| EXERCISE GOAL |
Which lines in the data below contain the word "Investing"? Copy each of them.

==== MATERIAL FOR THE TASK

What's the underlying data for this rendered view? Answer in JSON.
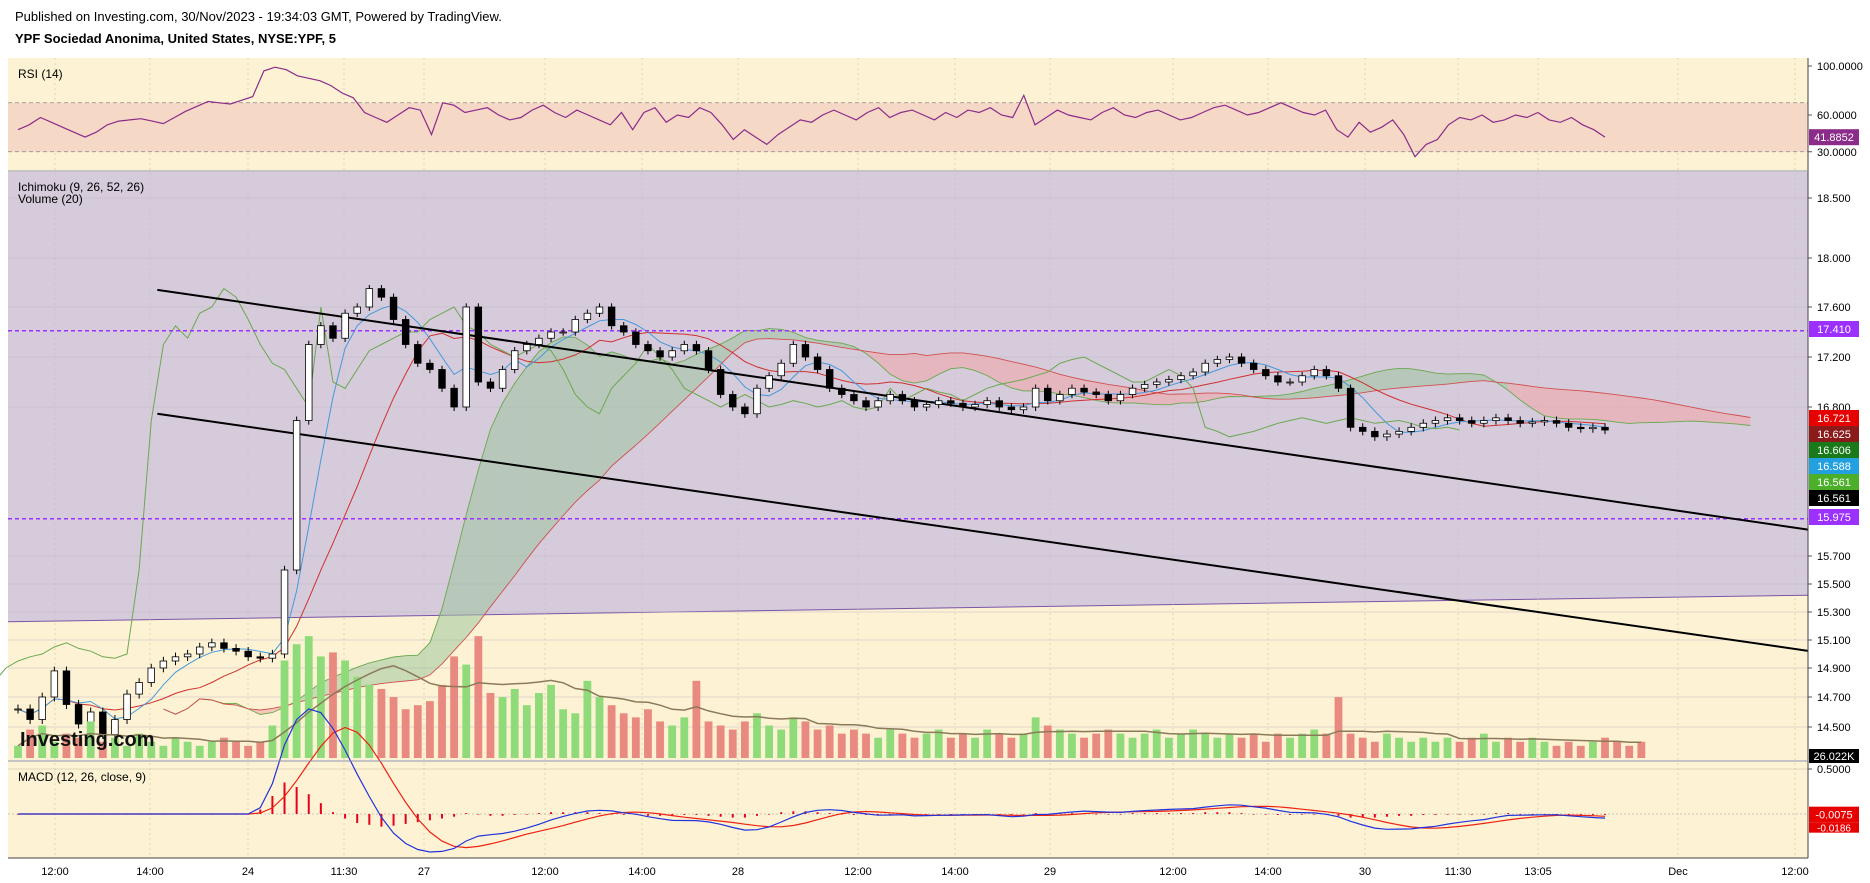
{
  "header": {
    "published": "Published on Investing.com, 30/Nov/2023 - 19:34:03 GMT, Powered by TradingView.",
    "symbol_line": "YPF Sociedad Anonima, United States, NYSE:YPF, 5"
  },
  "watermark": "Investing.com",
  "colors": {
    "background": "#fdf3d4",
    "range_box": "#d6cbdb",
    "candle": "#000000",
    "vol_up": "#8fdb7a",
    "vol_down": "#e98a80",
    "rsi_line": "#8b2b8a",
    "rsi_band": "#f6d8c6",
    "macd_line": "#2233dd",
    "signal_line": "#ee2211",
    "hist": "#e6001a",
    "hline": "#9b30ff",
    "kijun": "#d03030",
    "tenkan": "#4499dd",
    "chikou": "#6aa84f",
    "cloud_bull": "#9fc49f",
    "cloud_bear": "#f3a6a6",
    "vol_ma": "#8a7a5a"
  },
  "panes": {
    "rsi": {
      "label": "RSI (14)",
      "ticks": [
        "100.0000",
        "60.0000",
        "30.0000"
      ],
      "last": "41.8852",
      "series": [
        48,
        52,
        58,
        54,
        50,
        46,
        42,
        46,
        52,
        55,
        56,
        57,
        55,
        53,
        58,
        63,
        67,
        71,
        70,
        69,
        72,
        75,
        96,
        99,
        97,
        92,
        90,
        88,
        84,
        78,
        74,
        62,
        58,
        54,
        60,
        66,
        64,
        44,
        70,
        68,
        62,
        64,
        66,
        60,
        56,
        58,
        64,
        68,
        62,
        58,
        64,
        60,
        56,
        52,
        62,
        48,
        62,
        66,
        54,
        60,
        58,
        66,
        62,
        52,
        40,
        48,
        42,
        36,
        44,
        50,
        56,
        54,
        60,
        64,
        60,
        56,
        62,
        66,
        58,
        62,
        64,
        60,
        56,
        62,
        58,
        64,
        62,
        66,
        60,
        58,
        76,
        52,
        58,
        64,
        60,
        58,
        56,
        62,
        66,
        60,
        58,
        62,
        64,
        60,
        56,
        58,
        62,
        66,
        68,
        64,
        60,
        62,
        66,
        70,
        66,
        62,
        60,
        64,
        48,
        42,
        54,
        46,
        50,
        56,
        44,
        26,
        36,
        40,
        52,
        58,
        56,
        60,
        54,
        56,
        60,
        58,
        62,
        56,
        54,
        58,
        52,
        48,
        42
      ],
      "tick_values": [
        100,
        60,
        30
      ],
      "last_value": 41.8852
    },
    "main": {
      "label_ichimoku": "Ichimoku (9, 26, 52, 26)",
      "label_volume": "Volume (20)",
      "price_ticks": [
        "18.500",
        "18.000",
        "17.600",
        "17.200",
        "16.800",
        "15.700",
        "15.500",
        "15.300",
        "15.100",
        "14.900",
        "14.700",
        "14.500"
      ],
      "markers": [
        {
          "label": "17.410",
          "color": "#9b30ff"
        },
        {
          "label": "16.721",
          "color": "#e60000"
        },
        {
          "label": "16.625",
          "color": "#8b1a1a"
        },
        {
          "label": "16.606",
          "color": "#1a7a1a"
        },
        {
          "label": "16.588",
          "color": "#22a0e0"
        },
        {
          "label": "16.561",
          "color": "#4caf2a"
        },
        {
          "label": "16.561",
          "color": "#000000"
        },
        {
          "label": "15.975",
          "color": "#9b30ff"
        }
      ],
      "volume_last": "26.022K",
      "horizontal_levels": [
        17.41,
        15.975
      ],
      "channel_upper": [
        [
          11.5,
          17.74
        ],
        [
          66,
          16.97
        ]
      ],
      "channel_lower": [
        [
          11.5,
          16.75
        ],
        [
          66,
          16.05
        ]
      ]
    },
    "macd": {
      "label": "MACD (12, 26, close, 9)",
      "ticks": [
        "0.5000"
      ],
      "last": "-0.0075",
      "last2": "-0.0186",
      "tick_values": [
        0.5
      ],
      "last_value": -0.0075,
      "last2_value": -0.0186
    }
  },
  "time_axis": [
    "12:00",
    "14:00",
    "24",
    "11:30",
    "27",
    "12:00",
    "14:00",
    "28",
    "12:00",
    "14:00",
    "29",
    "12:00",
    "14:00",
    "30",
    "11:30",
    "13:05",
    "Dec",
    "12:00"
  ],
  "chart_data": {
    "type": "candlestick",
    "price_axis": {
      "ylim": [
        14.3,
        18.65
      ]
    },
    "close": [
      14.62,
      14.55,
      14.7,
      14.88,
      14.65,
      14.52,
      14.6,
      14.45,
      14.55,
      14.72,
      14.8,
      14.9,
      14.95,
      14.98,
      15.0,
      15.05,
      15.08,
      15.04,
      15.02,
      14.98,
      14.97,
      15.0,
      15.6,
      16.7,
      17.3,
      17.45,
      17.35,
      17.55,
      17.6,
      17.75,
      17.68,
      17.5,
      17.3,
      17.15,
      17.1,
      16.95,
      16.8,
      17.6,
      17.0,
      16.95,
      17.1,
      17.25,
      17.3,
      17.35,
      17.4,
      17.4,
      17.5,
      17.55,
      17.6,
      17.45,
      17.4,
      17.3,
      17.25,
      17.2,
      17.25,
      17.3,
      17.25,
      17.1,
      16.9,
      16.8,
      16.75,
      16.95,
      17.05,
      17.15,
      17.3,
      17.2,
      17.1,
      16.95,
      16.9,
      16.85,
      16.8,
      16.85,
      16.9,
      16.85,
      16.8,
      16.82,
      16.85,
      16.83,
      16.8,
      16.82,
      16.85,
      16.8,
      16.78,
      16.8,
      16.95,
      16.85,
      16.9,
      16.95,
      16.92,
      16.9,
      16.85,
      16.9,
      16.95,
      16.98,
      17.0,
      17.02,
      17.05,
      17.08,
      17.15,
      17.18,
      17.2,
      17.15,
      17.1,
      17.05,
      17.0,
      17.0,
      17.05,
      17.1,
      17.05,
      16.95,
      16.65,
      16.62,
      16.58,
      16.6,
      16.62,
      16.65,
      16.68,
      16.7,
      16.72,
      16.7,
      16.68,
      16.7,
      16.72,
      16.7,
      16.68,
      16.69,
      16.7,
      16.68,
      16.65,
      16.64,
      16.65,
      16.63
    ],
    "volume": [
      30,
      70,
      80,
      40,
      60,
      50,
      90,
      40,
      50,
      30,
      60,
      40,
      30,
      50,
      40,
      30,
      40,
      50,
      40,
      30,
      40,
      80,
      240,
      280,
      300,
      250,
      260,
      240,
      200,
      180,
      170,
      150,
      120,
      130,
      140,
      180,
      250,
      230,
      300,
      160,
      150,
      170,
      130,
      160,
      180,
      120,
      110,
      190,
      150,
      130,
      110,
      100,
      120,
      90,
      80,
      100,
      190,
      90,
      80,
      70,
      90,
      110,
      80,
      70,
      100,
      90,
      70,
      80,
      60,
      70,
      60,
      50,
      70,
      60,
      50,
      60,
      70,
      50,
      60,
      50,
      70,
      60,
      50,
      60,
      100,
      80,
      70,
      60,
      50,
      60,
      70,
      60,
      50,
      60,
      70,
      50,
      60,
      70,
      60,
      50,
      60,
      50,
      60,
      40,
      60,
      50,
      60,
      70,
      60,
      150,
      60,
      50,
      40,
      60,
      50,
      40,
      50,
      40,
      50,
      40,
      50,
      60,
      40,
      50,
      40,
      50,
      40,
      30,
      40,
      30,
      40,
      50,
      40,
      30,
      40
    ],
    "macd_hist": [
      0,
      0,
      0,
      0,
      0,
      0,
      0,
      0,
      0,
      0,
      0,
      0,
      0,
      0,
      0,
      0,
      0,
      0,
      0,
      0,
      0.05,
      0.2,
      0.35,
      0.3,
      0.22,
      0.12,
      0.02,
      -0.05,
      -0.1,
      -0.12,
      -0.14,
      -0.13,
      -0.11,
      -0.09,
      -0.07,
      -0.05,
      -0.03,
      0.01,
      0.0,
      -0.02,
      -0.02,
      -0.01,
      0.0,
      0.01,
      0.02,
      0.02,
      0.02,
      0.02,
      0.01,
      0.0,
      -0.01,
      -0.01,
      -0.02,
      -0.02,
      -0.02,
      -0.01,
      -0.01,
      -0.02,
      -0.03,
      -0.04,
      -0.04,
      -0.02,
      0.0,
      0.02,
      0.03,
      0.03,
      0.02,
      0.01,
      0.0,
      -0.01,
      -0.01,
      -0.01,
      0.0,
      0.0,
      -0.01,
      0.0,
      0.0,
      0.0,
      0.0,
      0.0,
      0.0,
      -0.01,
      -0.01,
      0.0,
      0.01,
      0.0,
      0.01,
      0.01,
      0.01,
      0.0,
      0.0,
      0.0,
      0.01,
      0.01,
      0.01,
      0.01,
      0.01,
      0.01,
      0.02,
      0.02,
      0.02,
      0.01,
      0.0,
      0.0,
      -0.01,
      -0.01,
      0.0,
      0.0,
      -0.01,
      -0.02,
      -0.04,
      -0.04,
      -0.04,
      -0.03,
      -0.02,
      -0.02,
      -0.01,
      -0.01,
      0.0,
      0.0,
      0.0,
      0.0,
      0.01,
      0.01,
      0.0,
      0.0,
      0.0,
      0.0,
      -0.01,
      -0.01,
      -0.01,
      -0.01
    ]
  }
}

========

| EXERCISE RESPONSE |
    "published": "Published on Investing.com, 30/Nov/2023 - 19:34:03 GMT, Powered by TradingView.",
  "watermark": "Investing.com",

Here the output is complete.